Best Tips for Handling Office Happy Hour Like a Professional

Best Tips for Handling Office Happy Hour Like a Professional

Letting people blow off some steam is the best way to help them regain focus, relax, and boost their productivity. Hosting a company happy hour is one of the best ways for you to get there.

The traditional meaning of happy hours (in the hospitality industry) is a period of the day when drinks are sold at reduced prices. On the other hand, company happy hour is a period of rest from work where employees are allowed alcoholic beverages (as a sort of a social lubricant).

As such, office happy hour boosts morale, it also helps people rest from work and allows them to socialize with their coworkers. Aside from strengthening team unity and boosting productivity, this practice also creates a more welcoming working environment. As such, it reduces talent abandonment.

Office happy hour needs to be scheduled carefully in order to give maximum effect. First of all, you need to keep in mind that you can’t follow the hospitality industry recipe and have a happy hour every day.
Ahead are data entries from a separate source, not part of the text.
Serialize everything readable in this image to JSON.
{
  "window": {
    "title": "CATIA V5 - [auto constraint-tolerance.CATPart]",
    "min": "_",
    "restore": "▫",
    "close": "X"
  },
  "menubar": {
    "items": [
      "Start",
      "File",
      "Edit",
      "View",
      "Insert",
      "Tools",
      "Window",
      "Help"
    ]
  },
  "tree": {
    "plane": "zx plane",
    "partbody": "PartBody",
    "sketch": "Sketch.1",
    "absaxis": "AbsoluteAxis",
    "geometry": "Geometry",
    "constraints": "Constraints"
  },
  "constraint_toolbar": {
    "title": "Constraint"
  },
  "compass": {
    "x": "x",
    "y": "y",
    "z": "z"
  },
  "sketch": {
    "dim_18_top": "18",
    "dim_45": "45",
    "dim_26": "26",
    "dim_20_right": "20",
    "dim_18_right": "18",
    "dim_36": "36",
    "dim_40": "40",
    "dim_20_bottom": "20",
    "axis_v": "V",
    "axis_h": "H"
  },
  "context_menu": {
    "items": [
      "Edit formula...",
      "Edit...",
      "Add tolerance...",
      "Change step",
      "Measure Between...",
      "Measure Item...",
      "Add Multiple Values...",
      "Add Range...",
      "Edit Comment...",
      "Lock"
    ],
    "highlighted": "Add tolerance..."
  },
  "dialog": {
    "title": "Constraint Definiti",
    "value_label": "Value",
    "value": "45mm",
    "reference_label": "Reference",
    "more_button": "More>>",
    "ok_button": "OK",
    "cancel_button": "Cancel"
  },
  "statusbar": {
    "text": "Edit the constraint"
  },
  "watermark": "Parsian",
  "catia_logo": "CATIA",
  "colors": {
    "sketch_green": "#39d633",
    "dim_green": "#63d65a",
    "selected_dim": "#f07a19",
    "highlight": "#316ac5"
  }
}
First of all, you can’t afford to spare 2-3 work hours every day. On the other hand, 2-3 hours every week shouldn’t be that much of a problem.

The ideal day for this happy hour is Friday. First of all, it’s the end of the week, which means that people are probably already tired. Second, the weekend is upon them, which makes them less focused and dedicated. Chances are that employees in your Minnesotan office are already thinking about Minneapolis nightlife, which is why this office happy hour can also serve as a sort of a prelude to their wild weekend.

With this in mind, you need to be aware of the fact that announcing a happy hour might already affect the mindset and productivity of your employees.

So, even though (on paper) you’re sacrificing 2-3 hours, in terms of productivity, you’re really not losing that much. At the same time, you get all the benefits we’ve mentioned in the introduction. It’s a clear win-win scenario for your organization.

Don’t Skimp
Another thing you need to consider is the issue of budgeting. Paying for drinks for all your staff is something you need to add to your budget, and it might not come cheap. The thing is that you don’t want to overspend, but you don’t want to come off as cheap either. Sure, you don’t have to go for the top shelf, but picking the most frugal beverages won’t portray you in the best life.

The choice of beverages also makes all the difference. Beer and wine are your safest bet. Shots, cocktails, and martinis are not… well, thematically appropriate or practical.

Also, keep in mind that it’s not just about the drinks. You should also make sure that there’s some food available. Ideally, you’re going for catering but just providing some basic snacks is better than completely overlooking this aspect of your corporate happy hour. The simplest solution would be to just look for local catering businesses (or a local food place that does local catering), and that’s it.

Try to Avoid Work Talk (But Not Too Hard)
Generally speaking, a lot of effort goes into making this formal affair… well, less formal. However, this is not always the best (or the healthiest) course of action. Remember that people attending this happy hour are work friends and work acquaintances – not private life liaisons. This means that the majority of their topics are work-related. Trying too hard to make them discuss private issues might leave them without a suitable conversation topic.

While it is true that the purpose of this event (or occasion) is to let them mingle and get outside of their regular work routine, it is important that they do so at their own pace and of their own volition. You can’t force people to engage in conversation. The best you can do is create suitable conditions and let them work it out amongst themselves.

Be Professional
As a leader, you need to live by a different set of rules than your employees. Sure, they want to see you without the mantle of the leader, but at the same time, fraternizing with your employees is usually not a good idea.

While this will result in a temporary morale boost, you might lose some of your authority. Also, if you become too good with someone (even if it just appears so from the outside), this might serve as a cause for future murmurs of bias and favoritism. Still, it is important that you go out of your way and talk to everyone (even if it’s just to greet them).

Being too flirtatious (which is something that you can do non-deliberately) can also become a huge problem. Hooking up at a work party is definitely not a good idea.

Now, keep in mind that informal ambiance might cause you to open too much about yourself or be too honest about the company’s situation (even some corporate secrets). There’s time and place for this kind of honesty, and company happy hour is definitely not the right setting.

Gather Feedback
In the end, you need to make sure that you gather feedback from all the attendees. The key thing to remember here is that this is not the last time you’re going to host a happy hour in your office. Therefore, you can use previous instances as a learning experience and keep improving.

Some events will be more successful than others, which won’t always be determined by your own organizational abilities. The key is that you figure out what you’re doing right and keep up the good work.

In Conclusion
The biggest problem with office happy hours is that it’s not mandatory (or common) and that it doesn’t sound very… well, professional. This makes a lot of entrepreneurs and managers avoid the idea altogether without even giving it a shot. Still, this can become one of the best, most productive office traditions with a proper organization and the right game plan. All it takes is just a bit of research and effort.